** About this exercise **
Write out the records that appear below, verbatim and complete, but without pictures.

=== Data section ===

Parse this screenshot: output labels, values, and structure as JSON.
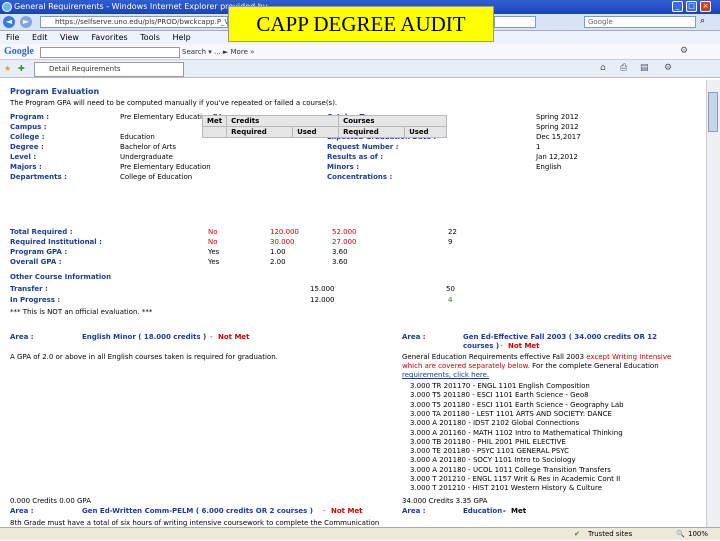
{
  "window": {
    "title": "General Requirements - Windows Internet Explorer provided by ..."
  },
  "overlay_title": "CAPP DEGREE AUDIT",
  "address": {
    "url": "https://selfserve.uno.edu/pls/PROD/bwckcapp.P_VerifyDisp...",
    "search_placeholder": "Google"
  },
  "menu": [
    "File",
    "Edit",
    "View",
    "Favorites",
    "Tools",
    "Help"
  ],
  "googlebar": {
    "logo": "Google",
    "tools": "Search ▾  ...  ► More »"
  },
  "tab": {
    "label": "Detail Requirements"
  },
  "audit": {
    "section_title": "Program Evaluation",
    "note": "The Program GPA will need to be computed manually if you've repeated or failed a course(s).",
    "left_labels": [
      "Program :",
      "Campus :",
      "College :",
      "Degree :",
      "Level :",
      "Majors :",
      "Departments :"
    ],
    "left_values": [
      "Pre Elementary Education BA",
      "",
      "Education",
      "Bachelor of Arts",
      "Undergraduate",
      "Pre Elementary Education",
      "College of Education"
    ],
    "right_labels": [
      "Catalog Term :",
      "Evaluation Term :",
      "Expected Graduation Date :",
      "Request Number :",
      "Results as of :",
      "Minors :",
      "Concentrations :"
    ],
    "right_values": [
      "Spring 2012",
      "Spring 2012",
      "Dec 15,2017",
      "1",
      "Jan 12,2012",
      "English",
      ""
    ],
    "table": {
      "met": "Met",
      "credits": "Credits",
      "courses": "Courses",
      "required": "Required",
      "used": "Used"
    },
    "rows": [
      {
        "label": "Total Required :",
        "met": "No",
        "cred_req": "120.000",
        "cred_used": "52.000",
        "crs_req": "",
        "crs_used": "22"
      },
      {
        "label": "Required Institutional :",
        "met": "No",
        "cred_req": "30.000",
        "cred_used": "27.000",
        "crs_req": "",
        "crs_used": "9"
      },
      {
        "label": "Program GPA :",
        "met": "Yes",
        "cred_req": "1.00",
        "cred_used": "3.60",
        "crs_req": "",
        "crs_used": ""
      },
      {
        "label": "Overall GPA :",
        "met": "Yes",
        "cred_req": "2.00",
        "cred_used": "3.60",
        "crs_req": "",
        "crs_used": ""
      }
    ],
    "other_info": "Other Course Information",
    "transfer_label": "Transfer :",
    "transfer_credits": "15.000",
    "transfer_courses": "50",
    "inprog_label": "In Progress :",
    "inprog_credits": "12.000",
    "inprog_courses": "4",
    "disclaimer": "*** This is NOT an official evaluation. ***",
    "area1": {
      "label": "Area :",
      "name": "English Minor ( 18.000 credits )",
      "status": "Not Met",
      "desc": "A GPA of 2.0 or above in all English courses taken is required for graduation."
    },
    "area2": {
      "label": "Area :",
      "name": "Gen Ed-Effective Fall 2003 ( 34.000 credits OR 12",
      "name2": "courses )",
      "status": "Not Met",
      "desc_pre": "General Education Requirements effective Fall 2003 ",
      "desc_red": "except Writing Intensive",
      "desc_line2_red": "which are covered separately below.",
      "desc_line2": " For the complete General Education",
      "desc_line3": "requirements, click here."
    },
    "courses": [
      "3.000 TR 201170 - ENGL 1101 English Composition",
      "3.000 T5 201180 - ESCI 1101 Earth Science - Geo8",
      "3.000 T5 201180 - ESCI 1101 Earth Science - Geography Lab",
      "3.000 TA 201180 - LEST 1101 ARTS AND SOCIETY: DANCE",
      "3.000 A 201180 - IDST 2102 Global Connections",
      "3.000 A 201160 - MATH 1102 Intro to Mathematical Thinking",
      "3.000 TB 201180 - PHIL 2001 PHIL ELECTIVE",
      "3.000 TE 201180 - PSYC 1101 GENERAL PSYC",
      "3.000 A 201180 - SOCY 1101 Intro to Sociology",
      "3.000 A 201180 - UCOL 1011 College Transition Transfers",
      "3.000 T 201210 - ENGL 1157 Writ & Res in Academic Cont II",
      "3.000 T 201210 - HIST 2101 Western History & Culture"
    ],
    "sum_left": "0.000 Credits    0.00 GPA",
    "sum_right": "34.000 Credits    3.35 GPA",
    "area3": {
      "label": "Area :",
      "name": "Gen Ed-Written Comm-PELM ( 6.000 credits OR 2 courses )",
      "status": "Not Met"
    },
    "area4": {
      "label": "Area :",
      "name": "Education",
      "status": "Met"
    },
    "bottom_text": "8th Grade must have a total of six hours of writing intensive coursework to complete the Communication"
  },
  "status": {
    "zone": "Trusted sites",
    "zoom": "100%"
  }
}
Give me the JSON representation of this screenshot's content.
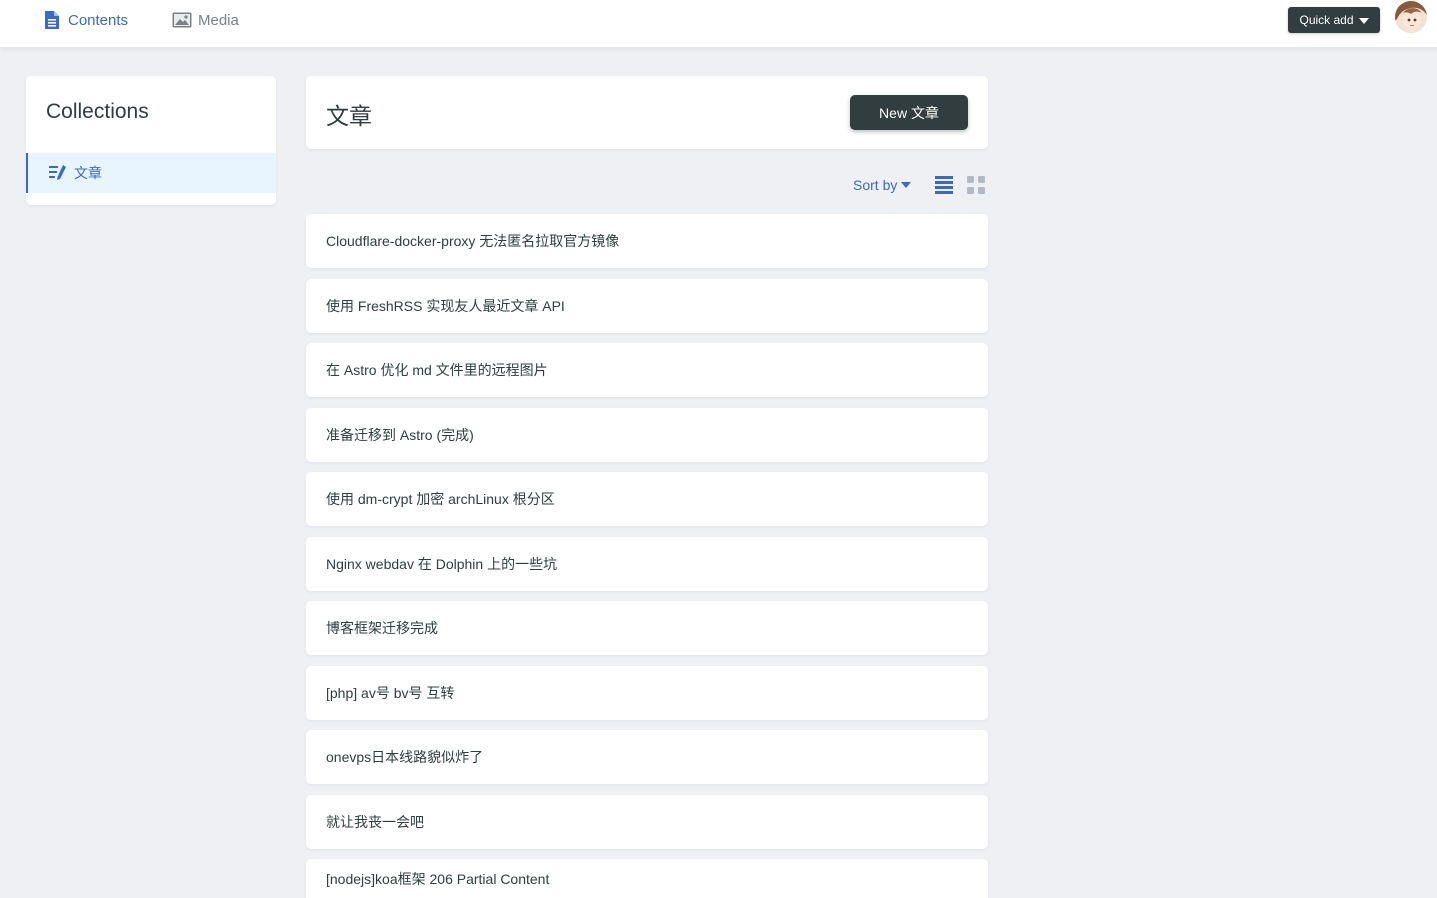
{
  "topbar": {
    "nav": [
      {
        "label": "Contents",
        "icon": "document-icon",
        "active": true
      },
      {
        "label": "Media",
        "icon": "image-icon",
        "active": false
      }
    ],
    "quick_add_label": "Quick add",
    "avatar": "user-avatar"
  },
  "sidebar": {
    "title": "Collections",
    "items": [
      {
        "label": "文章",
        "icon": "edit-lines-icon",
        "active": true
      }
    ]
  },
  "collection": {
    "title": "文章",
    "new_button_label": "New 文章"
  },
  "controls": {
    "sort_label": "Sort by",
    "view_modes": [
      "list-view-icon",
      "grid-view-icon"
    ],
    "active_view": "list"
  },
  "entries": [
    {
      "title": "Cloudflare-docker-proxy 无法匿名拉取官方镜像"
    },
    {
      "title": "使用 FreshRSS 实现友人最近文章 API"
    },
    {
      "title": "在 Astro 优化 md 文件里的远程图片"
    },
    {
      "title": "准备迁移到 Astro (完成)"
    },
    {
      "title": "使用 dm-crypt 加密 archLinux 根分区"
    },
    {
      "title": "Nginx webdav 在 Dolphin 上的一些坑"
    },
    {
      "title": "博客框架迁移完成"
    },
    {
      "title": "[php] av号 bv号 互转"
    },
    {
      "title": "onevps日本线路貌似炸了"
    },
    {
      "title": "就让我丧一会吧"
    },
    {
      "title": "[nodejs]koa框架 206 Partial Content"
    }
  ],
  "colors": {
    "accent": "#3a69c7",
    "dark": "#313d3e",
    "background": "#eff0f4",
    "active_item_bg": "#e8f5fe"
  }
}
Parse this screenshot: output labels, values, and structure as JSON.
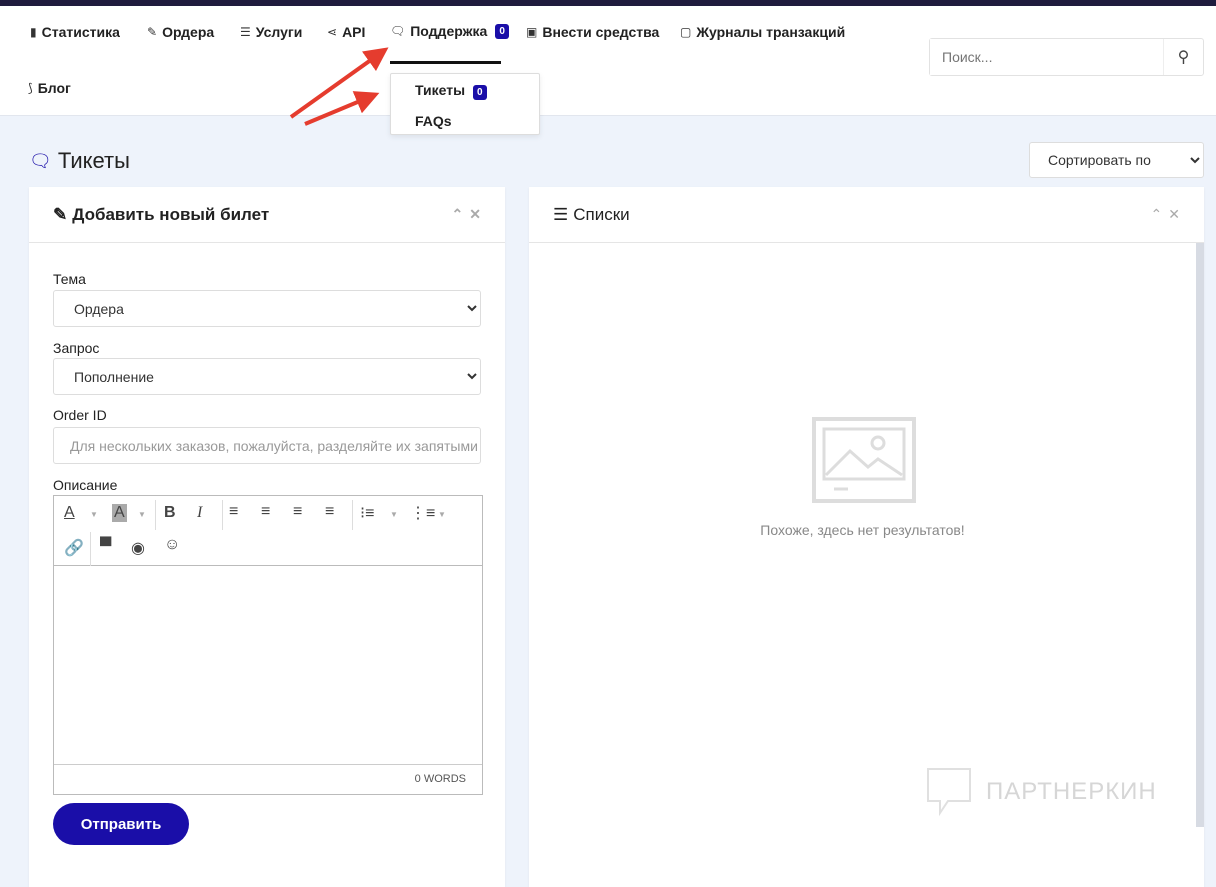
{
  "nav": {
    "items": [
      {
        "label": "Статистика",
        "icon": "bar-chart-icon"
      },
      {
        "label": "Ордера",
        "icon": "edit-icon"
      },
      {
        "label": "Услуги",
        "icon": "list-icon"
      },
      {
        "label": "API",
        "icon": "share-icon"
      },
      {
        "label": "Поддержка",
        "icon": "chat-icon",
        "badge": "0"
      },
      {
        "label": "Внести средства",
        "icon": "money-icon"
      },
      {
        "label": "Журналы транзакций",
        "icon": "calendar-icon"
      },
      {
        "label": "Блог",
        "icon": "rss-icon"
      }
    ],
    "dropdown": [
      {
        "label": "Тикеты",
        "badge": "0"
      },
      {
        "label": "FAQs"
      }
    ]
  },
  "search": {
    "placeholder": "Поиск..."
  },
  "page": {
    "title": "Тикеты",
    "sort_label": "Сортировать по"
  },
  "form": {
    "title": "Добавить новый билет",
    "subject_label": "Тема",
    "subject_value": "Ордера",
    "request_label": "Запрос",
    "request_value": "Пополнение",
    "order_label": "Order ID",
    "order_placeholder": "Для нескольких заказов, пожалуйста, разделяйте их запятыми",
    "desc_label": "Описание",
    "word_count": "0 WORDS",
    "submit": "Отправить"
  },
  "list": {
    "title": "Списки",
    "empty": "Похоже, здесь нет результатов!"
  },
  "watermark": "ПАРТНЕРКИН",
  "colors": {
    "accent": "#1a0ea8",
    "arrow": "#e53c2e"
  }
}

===

** Answer to this task **
Parse this screenshot: output labels, values, and structure as JSON.
{
  "window": {
    "title": "General Requirements - Windows Internet Explorer provided by ..."
  },
  "overlay_title": "CAPP DEGREE AUDIT",
  "address": {
    "url": "https://selfserve.uno.edu/pls/PROD/bwckcapp.P_VerifyDisp...",
    "search_placeholder": "Google"
  },
  "menu": [
    "File",
    "Edit",
    "View",
    "Favorites",
    "Tools",
    "Help"
  ],
  "googlebar": {
    "logo": "Google",
    "tools": "Search ▾  ...  ► More »"
  },
  "tab": {
    "label": "Detail Requirements"
  },
  "audit": {
    "section_title": "Program Evaluation",
    "note": "The Program GPA will need to be computed manually if you've repeated or failed a course(s).",
    "left_labels": [
      "Program :",
      "Campus :",
      "College :",
      "Degree :",
      "Level :",
      "Majors :",
      "Departments :"
    ],
    "left_values": [
      "Pre Elementary Education BA",
      "",
      "Education",
      "Bachelor of Arts",
      "Undergraduate",
      "Pre Elementary Education",
      "College of Education"
    ],
    "right_labels": [
      "Catalog Term :",
      "Evaluation Term :",
      "Expected Graduation Date :",
      "Request Number :",
      "Results as of :",
      "Minors :",
      "Concentrations :"
    ],
    "right_values": [
      "Spring 2012",
      "Spring 2012",
      "Dec 15,2017",
      "1",
      "Jan 12,2012",
      "English",
      ""
    ],
    "table": {
      "met": "Met",
      "credits": "Credits",
      "courses": "Courses",
      "required": "Required",
      "used": "Used"
    },
    "rows": [
      {
        "label": "Total Required :",
        "met": "No",
        "cred_req": "120.000",
        "cred_used": "52.000",
        "crs_req": "",
        "crs_used": "22"
      },
      {
        "label": "Required Institutional :",
        "met": "No",
        "cred_req": "30.000",
        "cred_used": "27.000",
        "crs_req": "",
        "crs_used": "9"
      },
      {
        "label": "Program GPA :",
        "met": "Yes",
        "cred_req": "1.00",
        "cred_used": "3.60",
        "crs_req": "",
        "crs_used": ""
      },
      {
        "label": "Overall GPA :",
        "met": "Yes",
        "cred_req": "2.00",
        "cred_used": "3.60",
        "crs_req": "",
        "crs_used": ""
      }
    ],
    "other_info": "Other Course Information",
    "transfer_label": "Transfer :",
    "transfer_credits": "15.000",
    "transfer_courses": "50",
    "inprog_label": "In Progress :",
    "inprog_credits": "12.000",
    "inprog_courses": "4",
    "disclaimer": "*** This is NOT an official evaluation. ***",
    "area1": {
      "label": "Area :",
      "name": "English Minor ( 18.000 credits )",
      "status": "Not Met",
      "desc": "A GPA of 2.0 or above in all English courses taken is required for graduation."
    },
    "area2": {
      "label": "Area :",
      "name": "Gen Ed-Effective Fall 2003 ( 34.000 credits OR 12",
      "name2": "courses )",
      "status": "Not Met",
      "desc_pre": "General Education Requirements effective Fall 2003 ",
      "desc_red": "except Writing Intensive",
      "desc_line2_red": "which are covered separately below.",
      "desc_line2": " For the complete General Education",
      "desc_line3": "requirements, click here."
    },
    "courses": [
      "3.000 TR 201170 - ENGL 1101 English Composition",
      "3.000 T5 201180 - ESCI 1101 Earth Science - Geo8",
      "3.000 T5 201180 - ESCI 1101 Earth Science - Geography Lab",
      "3.000 TA 201180 - LEST 1101 ARTS AND SOCIETY: DANCE",
      "3.000 A 201180 - IDST 2102 Global Connections",
      "3.000 A 201160 - MATH 1102 Intro to Mathematical Thinking",
      "3.000 TB 201180 - PHIL 2001 PHIL ELECTIVE",
      "3.000 TE 201180 - PSYC 1101 GENERAL PSYC",
      "3.000 A 201180 - SOCY 1101 Intro to Sociology",
      "3.000 A 201180 - UCOL 1011 College Transition Transfers",
      "3.000 T 201210 - ENGL 1157 Writ & Res in Academic Cont II",
      "3.000 T 201210 - HIST 2101 Western History & Culture"
    ],
    "sum_left": "0.000 Credits    0.00 GPA",
    "sum_right": "34.000 Credits    3.35 GPA",
    "area3": {
      "label": "Area :",
      "name": "Gen Ed-Written Comm-PELM ( 6.000 credits OR 2 courses )",
      "status": "Not Met"
    },
    "area4": {
      "label": "Area :",
      "name": "Education",
      "status": "Met"
    },
    "bottom_text": "8th Grade must have a total of six hours of writing intensive coursework to complete the Communication"
  },
  "status": {
    "zone": "Trusted sites",
    "zoom": "100%"
  }
}
Give me the JSON representation of this screenshot's content.
{
  "topbar": {
    "nav": [
      {
        "label": "Contents",
        "icon": "document-icon",
        "active": true
      },
      {
        "label": "Media",
        "icon": "image-icon",
        "active": false
      }
    ],
    "quick_add_label": "Quick add",
    "avatar": "user-avatar"
  },
  "sidebar": {
    "title": "Collections",
    "items": [
      {
        "label": "文章",
        "icon": "edit-lines-icon",
        "active": true
      }
    ]
  },
  "collection": {
    "title": "文章",
    "new_button_label": "New 文章"
  },
  "controls": {
    "sort_label": "Sort by",
    "view_modes": [
      "list-view-icon",
      "grid-view-icon"
    ],
    "active_view": "list"
  },
  "entries": [
    {
      "title": "Cloudflare-docker-proxy 无法匿名拉取官方镜像"
    },
    {
      "title": "使用 FreshRSS 实现友人最近文章 API"
    },
    {
      "title": "在 Astro 优化 md 文件里的远程图片"
    },
    {
      "title": "准备迁移到 Astro (完成)"
    },
    {
      "title": "使用 dm-crypt 加密 archLinux 根分区"
    },
    {
      "title": "Nginx webdav 在 Dolphin 上的一些坑"
    },
    {
      "title": "博客框架迁移完成"
    },
    {
      "title": "[php] av号 bv号 互转"
    },
    {
      "title": "onevps日本线路貌似炸了"
    },
    {
      "title": "就让我丧一会吧"
    },
    {
      "title": "[nodejs]koa框架 206 Partial Content"
    }
  ],
  "colors": {
    "accent": "#3a69c7",
    "dark": "#313d3e",
    "background": "#eff0f4",
    "active_item_bg": "#e8f5fe"
  }
}
Parse this screenshot: output labels, values, and structure as JSON.
{
  "nav": {
    "items": [
      {
        "label": "Статистика",
        "icon": "bar-chart-icon"
      },
      {
        "label": "Ордера",
        "icon": "edit-icon"
      },
      {
        "label": "Услуги",
        "icon": "list-icon"
      },
      {
        "label": "API",
        "icon": "share-icon"
      },
      {
        "label": "Поддержка",
        "icon": "chat-icon",
        "badge": "0"
      },
      {
        "label": "Внести средства",
        "icon": "money-icon"
      },
      {
        "label": "Журналы транзакций",
        "icon": "calendar-icon"
      },
      {
        "label": "Блог",
        "icon": "rss-icon"
      }
    ],
    "dropdown": [
      {
        "label": "Тикеты",
        "badge": "0"
      },
      {
        "label": "FAQs"
      }
    ]
  },
  "search": {
    "placeholder": "Поиск..."
  },
  "page": {
    "title": "Тикеты",
    "sort_label": "Сортировать по"
  },
  "form": {
    "title": "Добавить новый билет",
    "subject_label": "Тема",
    "subject_value": "Ордера",
    "request_label": "Запрос",
    "request_value": "Пополнение",
    "order_label": "Order ID",
    "order_placeholder": "Для нескольких заказов, пожалуйста, разделяйте их запятыми",
    "desc_label": "Описание",
    "word_count": "0 WORDS",
    "submit": "Отправить"
  },
  "list": {
    "title": "Списки",
    "empty": "Похоже, здесь нет результатов!"
  },
  "watermark": "ПАРТНЕРКИН",
  "colors": {
    "accent": "#1a0ea8",
    "arrow": "#e53c2e"
  }
}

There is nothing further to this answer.